◆ Problem ◆
Copy out each line in the material below that has the word "this".

*** Block opens ***

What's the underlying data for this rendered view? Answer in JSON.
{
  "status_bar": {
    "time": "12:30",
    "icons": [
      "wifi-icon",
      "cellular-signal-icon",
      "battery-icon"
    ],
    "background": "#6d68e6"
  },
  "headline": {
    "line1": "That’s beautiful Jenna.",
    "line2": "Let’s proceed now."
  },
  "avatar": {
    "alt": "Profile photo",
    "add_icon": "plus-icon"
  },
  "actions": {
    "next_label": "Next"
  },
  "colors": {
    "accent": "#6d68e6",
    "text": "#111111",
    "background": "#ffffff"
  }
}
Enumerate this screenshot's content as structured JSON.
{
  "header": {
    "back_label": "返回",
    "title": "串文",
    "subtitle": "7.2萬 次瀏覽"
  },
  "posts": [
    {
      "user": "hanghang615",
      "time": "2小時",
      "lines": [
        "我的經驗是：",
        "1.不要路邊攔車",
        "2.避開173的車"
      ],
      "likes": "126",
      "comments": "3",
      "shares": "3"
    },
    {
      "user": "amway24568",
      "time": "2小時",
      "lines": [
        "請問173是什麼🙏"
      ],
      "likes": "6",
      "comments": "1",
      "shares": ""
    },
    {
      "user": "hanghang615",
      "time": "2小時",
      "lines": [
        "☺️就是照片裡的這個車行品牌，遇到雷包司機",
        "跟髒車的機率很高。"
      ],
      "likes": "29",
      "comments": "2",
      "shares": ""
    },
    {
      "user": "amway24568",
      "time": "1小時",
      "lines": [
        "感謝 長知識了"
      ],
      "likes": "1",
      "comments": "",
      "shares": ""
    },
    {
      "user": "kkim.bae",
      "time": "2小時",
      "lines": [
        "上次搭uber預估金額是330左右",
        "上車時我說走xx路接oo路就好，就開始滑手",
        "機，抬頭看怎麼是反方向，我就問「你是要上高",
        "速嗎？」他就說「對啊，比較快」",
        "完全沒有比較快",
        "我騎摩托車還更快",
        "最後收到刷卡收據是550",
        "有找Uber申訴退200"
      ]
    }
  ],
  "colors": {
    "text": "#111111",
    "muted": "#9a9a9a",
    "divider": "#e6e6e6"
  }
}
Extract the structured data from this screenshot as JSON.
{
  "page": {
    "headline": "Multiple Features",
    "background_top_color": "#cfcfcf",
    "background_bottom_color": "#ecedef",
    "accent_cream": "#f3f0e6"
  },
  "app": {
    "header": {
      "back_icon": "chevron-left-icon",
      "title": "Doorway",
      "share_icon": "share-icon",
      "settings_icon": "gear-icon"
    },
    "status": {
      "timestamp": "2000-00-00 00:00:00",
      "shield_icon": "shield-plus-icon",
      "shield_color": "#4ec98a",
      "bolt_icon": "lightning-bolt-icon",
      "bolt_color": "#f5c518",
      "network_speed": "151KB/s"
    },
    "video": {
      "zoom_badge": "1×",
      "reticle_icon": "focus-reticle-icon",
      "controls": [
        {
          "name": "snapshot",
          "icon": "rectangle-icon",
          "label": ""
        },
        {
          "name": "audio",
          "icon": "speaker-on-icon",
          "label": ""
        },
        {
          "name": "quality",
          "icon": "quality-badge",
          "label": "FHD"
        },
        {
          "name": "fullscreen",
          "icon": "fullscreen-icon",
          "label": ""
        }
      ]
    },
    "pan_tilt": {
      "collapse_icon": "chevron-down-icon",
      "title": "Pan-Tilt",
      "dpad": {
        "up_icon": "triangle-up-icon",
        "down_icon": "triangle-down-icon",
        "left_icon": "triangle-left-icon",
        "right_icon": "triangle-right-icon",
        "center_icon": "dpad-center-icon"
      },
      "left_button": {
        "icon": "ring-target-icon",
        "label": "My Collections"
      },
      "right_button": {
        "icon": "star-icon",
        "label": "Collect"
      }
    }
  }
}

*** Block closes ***

◆ Exercise result ◆
What's the underlying data for this rendered view? Answer in JSON.
Enumerate this screenshot's content as structured JSON.
Extract the structured data from this screenshot as JSON.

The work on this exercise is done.